WHAT YOU HAVE TO DO
From the records, report how many lines hold the word "Hace", with the number as the sole reply.

(Data entries)
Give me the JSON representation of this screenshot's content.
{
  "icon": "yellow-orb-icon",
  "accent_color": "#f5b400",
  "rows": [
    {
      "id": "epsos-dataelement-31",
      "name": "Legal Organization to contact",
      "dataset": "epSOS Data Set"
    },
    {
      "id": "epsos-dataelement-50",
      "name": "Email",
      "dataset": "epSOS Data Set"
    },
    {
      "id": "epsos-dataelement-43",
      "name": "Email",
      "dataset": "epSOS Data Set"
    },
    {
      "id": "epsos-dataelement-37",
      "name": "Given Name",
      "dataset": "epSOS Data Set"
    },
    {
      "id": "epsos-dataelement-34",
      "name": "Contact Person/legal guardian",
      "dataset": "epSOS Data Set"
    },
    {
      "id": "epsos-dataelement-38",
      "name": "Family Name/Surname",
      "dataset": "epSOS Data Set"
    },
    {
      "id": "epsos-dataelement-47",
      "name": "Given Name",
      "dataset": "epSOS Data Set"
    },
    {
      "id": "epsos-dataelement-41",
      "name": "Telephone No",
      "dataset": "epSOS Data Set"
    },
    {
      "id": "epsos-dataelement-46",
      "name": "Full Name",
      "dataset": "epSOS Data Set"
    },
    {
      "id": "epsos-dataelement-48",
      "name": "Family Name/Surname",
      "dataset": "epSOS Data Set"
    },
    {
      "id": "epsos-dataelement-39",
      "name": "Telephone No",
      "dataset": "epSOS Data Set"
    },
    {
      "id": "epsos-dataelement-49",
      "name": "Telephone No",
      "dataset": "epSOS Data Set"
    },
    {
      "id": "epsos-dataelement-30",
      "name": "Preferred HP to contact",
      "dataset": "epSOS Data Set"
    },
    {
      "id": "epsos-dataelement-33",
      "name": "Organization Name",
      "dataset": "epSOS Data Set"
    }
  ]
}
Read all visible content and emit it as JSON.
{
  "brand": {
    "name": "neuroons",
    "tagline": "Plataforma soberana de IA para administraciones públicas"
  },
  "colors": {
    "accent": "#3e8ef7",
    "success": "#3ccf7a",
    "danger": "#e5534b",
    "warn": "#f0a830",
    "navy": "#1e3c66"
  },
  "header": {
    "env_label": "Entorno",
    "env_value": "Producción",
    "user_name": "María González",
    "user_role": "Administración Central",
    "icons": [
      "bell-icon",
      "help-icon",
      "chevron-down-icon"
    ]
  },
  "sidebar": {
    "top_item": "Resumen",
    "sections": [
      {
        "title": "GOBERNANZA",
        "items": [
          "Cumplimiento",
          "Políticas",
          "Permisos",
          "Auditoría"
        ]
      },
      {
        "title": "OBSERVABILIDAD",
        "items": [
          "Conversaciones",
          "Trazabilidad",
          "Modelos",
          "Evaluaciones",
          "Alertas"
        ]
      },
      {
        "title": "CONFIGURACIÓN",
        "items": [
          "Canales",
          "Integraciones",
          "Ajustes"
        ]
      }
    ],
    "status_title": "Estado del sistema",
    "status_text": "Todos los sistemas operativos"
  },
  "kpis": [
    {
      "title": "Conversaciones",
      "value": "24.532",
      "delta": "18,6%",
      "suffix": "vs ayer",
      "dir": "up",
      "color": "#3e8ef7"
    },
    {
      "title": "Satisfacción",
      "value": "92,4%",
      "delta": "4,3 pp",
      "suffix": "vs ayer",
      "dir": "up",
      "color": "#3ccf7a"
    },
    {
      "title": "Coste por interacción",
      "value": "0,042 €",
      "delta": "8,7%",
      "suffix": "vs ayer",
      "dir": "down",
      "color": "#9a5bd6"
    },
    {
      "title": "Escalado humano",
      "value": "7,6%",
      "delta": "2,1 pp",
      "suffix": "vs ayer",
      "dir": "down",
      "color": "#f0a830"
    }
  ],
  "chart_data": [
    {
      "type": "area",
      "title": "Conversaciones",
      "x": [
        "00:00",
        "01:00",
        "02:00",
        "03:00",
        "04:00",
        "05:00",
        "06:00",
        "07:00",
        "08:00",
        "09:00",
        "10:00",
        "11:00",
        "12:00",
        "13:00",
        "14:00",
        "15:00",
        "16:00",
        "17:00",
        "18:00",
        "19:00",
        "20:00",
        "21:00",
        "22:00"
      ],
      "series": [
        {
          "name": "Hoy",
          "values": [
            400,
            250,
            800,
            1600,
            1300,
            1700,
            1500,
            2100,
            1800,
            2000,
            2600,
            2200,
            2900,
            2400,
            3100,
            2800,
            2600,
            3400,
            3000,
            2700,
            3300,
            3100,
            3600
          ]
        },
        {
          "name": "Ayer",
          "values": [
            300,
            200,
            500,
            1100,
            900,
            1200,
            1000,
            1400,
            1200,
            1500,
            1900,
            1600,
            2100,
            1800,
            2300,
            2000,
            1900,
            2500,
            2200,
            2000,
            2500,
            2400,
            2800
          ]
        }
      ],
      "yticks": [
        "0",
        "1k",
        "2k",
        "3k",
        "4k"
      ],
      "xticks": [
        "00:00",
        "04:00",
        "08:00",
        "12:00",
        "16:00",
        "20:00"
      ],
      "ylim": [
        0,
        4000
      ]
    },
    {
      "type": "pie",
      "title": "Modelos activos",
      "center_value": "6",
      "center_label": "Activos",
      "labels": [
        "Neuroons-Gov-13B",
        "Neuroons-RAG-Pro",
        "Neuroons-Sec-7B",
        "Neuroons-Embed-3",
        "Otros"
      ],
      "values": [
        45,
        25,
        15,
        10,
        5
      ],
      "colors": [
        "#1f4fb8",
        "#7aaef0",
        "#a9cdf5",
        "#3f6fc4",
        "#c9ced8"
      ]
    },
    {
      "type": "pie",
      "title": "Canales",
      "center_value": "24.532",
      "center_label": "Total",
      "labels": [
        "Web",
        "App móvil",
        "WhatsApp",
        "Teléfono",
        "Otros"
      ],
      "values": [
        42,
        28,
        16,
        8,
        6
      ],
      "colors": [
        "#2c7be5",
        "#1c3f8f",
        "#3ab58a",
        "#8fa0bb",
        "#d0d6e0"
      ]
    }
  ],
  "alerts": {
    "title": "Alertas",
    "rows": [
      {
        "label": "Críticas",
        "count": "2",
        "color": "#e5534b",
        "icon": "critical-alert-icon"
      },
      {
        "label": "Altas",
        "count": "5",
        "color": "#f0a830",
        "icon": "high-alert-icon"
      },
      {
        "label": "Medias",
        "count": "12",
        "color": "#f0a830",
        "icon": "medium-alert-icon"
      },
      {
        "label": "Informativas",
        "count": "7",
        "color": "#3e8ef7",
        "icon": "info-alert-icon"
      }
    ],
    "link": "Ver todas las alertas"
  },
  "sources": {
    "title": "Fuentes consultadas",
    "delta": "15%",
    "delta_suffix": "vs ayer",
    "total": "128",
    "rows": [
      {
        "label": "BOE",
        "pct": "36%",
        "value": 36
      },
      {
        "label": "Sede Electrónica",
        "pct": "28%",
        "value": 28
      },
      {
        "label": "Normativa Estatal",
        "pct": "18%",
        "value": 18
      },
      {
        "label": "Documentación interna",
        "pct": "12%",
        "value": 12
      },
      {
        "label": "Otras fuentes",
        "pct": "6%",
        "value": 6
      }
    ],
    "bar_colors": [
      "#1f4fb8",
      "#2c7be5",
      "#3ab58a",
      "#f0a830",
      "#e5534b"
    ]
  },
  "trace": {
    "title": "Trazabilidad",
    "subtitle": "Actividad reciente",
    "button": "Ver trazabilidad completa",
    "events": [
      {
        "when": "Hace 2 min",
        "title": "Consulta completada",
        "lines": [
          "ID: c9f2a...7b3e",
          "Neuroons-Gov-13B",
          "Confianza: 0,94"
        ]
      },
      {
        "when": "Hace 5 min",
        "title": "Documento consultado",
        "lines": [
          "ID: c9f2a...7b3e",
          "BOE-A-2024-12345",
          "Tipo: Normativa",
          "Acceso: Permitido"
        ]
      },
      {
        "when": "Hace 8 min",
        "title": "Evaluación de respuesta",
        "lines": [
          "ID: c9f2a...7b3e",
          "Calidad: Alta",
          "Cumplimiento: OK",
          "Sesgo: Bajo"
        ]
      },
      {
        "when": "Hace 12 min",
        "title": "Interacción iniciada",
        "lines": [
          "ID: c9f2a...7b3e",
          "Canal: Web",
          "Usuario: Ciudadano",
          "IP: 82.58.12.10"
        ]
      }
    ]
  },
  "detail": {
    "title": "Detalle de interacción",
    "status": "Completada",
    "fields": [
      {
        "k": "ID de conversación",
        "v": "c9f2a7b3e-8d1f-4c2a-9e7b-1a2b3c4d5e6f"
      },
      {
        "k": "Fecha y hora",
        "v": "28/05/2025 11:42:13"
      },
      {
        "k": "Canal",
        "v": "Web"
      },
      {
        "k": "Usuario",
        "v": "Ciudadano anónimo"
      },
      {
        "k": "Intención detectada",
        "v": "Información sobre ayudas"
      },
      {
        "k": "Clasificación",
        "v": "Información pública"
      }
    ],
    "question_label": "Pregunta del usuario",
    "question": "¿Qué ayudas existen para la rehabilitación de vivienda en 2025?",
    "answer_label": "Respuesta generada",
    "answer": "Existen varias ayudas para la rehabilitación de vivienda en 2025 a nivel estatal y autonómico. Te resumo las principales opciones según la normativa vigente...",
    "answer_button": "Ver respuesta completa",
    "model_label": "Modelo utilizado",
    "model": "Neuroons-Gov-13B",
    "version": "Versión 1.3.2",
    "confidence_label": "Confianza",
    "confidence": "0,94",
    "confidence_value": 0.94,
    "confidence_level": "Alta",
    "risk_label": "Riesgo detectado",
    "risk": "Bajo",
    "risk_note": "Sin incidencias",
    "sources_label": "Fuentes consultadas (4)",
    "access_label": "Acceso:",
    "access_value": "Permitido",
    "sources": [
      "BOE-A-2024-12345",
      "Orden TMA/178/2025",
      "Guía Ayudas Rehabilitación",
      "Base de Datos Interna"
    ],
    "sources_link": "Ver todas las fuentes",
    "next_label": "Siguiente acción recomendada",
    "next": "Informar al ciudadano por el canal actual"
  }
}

EXERCISE RESPONSE
4